===== INFORMATION SUPPLIED =====

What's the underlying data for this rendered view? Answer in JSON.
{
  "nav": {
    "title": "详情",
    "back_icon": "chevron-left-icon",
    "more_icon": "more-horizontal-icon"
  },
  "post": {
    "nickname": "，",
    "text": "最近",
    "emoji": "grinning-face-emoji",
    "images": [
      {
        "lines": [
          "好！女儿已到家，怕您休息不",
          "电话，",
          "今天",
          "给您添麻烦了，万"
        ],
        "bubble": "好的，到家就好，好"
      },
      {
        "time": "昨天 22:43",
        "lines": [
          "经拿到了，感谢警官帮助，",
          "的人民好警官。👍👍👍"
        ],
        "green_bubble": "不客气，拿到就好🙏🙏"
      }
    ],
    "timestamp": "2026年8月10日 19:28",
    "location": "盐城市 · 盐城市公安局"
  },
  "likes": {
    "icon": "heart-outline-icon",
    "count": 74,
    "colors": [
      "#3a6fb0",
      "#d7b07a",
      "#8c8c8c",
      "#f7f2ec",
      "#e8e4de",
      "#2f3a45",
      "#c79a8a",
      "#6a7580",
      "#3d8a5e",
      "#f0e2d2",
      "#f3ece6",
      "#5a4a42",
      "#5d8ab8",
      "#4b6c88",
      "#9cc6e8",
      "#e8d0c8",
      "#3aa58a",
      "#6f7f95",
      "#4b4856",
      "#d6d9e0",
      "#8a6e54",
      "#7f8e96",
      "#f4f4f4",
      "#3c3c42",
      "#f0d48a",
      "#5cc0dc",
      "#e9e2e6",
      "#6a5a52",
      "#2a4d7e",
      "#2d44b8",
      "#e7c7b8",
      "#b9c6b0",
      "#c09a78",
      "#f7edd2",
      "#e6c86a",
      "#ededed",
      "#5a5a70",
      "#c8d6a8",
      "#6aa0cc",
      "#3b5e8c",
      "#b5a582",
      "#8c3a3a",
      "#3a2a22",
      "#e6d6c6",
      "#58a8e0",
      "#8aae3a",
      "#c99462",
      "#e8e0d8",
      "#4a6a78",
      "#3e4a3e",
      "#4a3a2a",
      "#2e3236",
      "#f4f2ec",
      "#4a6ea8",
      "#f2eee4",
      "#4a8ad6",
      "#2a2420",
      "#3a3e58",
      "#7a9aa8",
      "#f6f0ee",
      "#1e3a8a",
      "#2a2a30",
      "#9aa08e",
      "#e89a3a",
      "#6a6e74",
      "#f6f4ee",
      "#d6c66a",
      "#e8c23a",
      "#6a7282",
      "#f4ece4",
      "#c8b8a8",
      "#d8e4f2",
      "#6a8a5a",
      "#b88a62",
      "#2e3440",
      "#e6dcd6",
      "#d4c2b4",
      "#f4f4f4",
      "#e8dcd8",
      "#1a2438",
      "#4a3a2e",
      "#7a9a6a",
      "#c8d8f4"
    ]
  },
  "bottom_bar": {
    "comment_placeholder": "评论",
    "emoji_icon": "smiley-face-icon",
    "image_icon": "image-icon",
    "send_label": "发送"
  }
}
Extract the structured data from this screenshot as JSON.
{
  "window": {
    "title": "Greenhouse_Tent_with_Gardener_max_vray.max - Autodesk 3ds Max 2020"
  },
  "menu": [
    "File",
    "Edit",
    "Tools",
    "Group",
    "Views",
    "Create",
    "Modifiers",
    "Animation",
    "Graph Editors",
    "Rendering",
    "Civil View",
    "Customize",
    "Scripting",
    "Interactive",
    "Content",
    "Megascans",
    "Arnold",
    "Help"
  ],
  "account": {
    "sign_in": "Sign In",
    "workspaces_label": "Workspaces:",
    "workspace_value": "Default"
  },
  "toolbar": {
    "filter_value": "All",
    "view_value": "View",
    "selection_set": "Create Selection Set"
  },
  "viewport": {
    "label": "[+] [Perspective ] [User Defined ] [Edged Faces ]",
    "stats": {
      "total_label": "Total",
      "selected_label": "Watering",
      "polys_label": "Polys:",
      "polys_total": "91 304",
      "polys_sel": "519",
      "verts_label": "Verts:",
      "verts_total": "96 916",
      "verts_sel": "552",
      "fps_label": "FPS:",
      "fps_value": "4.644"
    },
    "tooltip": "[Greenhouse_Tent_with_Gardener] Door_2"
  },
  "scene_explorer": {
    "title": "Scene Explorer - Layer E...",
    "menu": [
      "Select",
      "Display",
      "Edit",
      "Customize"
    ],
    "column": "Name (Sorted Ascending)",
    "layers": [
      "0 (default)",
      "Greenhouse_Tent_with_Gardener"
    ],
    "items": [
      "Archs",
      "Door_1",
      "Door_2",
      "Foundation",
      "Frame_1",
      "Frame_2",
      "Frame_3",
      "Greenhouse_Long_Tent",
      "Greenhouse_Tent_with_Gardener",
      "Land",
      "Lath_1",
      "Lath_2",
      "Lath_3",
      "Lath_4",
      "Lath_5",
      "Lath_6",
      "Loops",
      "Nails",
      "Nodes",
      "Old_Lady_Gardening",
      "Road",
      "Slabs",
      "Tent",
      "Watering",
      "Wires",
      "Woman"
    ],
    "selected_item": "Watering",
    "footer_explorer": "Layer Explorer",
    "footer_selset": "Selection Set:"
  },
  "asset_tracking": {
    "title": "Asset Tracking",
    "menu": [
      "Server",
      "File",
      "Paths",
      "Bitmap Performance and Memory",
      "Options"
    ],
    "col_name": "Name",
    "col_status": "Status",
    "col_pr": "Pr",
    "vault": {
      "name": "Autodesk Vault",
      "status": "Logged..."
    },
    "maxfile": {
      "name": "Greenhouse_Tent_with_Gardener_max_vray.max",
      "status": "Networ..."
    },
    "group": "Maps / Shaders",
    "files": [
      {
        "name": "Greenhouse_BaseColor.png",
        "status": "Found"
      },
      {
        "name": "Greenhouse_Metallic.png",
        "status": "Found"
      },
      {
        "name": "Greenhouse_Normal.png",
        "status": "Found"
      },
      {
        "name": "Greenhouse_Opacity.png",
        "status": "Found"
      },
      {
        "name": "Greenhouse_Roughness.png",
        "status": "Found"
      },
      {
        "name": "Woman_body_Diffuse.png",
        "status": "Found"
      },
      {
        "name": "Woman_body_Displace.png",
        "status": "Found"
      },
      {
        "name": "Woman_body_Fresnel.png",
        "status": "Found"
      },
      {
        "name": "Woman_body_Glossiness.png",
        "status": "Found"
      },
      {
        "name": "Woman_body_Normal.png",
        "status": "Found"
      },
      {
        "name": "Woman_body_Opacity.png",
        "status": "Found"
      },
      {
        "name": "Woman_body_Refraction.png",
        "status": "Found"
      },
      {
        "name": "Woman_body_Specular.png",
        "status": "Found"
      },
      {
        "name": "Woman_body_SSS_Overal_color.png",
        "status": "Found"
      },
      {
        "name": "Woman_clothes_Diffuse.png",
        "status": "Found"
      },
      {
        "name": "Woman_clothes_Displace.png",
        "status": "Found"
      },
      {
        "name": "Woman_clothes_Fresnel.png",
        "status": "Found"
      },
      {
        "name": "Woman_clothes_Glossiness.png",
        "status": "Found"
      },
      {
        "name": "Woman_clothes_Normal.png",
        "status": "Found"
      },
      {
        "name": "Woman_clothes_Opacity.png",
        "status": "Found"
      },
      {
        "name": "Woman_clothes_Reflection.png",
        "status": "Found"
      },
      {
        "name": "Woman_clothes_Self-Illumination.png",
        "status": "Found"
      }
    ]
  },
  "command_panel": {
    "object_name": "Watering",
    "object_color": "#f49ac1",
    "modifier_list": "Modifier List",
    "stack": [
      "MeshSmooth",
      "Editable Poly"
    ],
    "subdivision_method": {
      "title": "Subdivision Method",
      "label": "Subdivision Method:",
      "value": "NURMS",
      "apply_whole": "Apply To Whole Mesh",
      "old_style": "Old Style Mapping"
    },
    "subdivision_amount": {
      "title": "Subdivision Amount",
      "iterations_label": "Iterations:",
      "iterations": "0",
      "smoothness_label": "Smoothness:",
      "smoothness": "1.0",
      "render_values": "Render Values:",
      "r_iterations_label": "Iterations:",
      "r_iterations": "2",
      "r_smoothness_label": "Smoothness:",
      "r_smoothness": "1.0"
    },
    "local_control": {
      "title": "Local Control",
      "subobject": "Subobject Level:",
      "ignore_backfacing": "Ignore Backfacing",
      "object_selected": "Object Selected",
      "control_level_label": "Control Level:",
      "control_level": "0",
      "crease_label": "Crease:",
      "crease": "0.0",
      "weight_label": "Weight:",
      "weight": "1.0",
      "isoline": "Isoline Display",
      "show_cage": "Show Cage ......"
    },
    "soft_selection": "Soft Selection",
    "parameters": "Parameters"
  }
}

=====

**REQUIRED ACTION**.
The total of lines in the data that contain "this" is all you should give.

**REPLY TO THE EXERCISE**.
2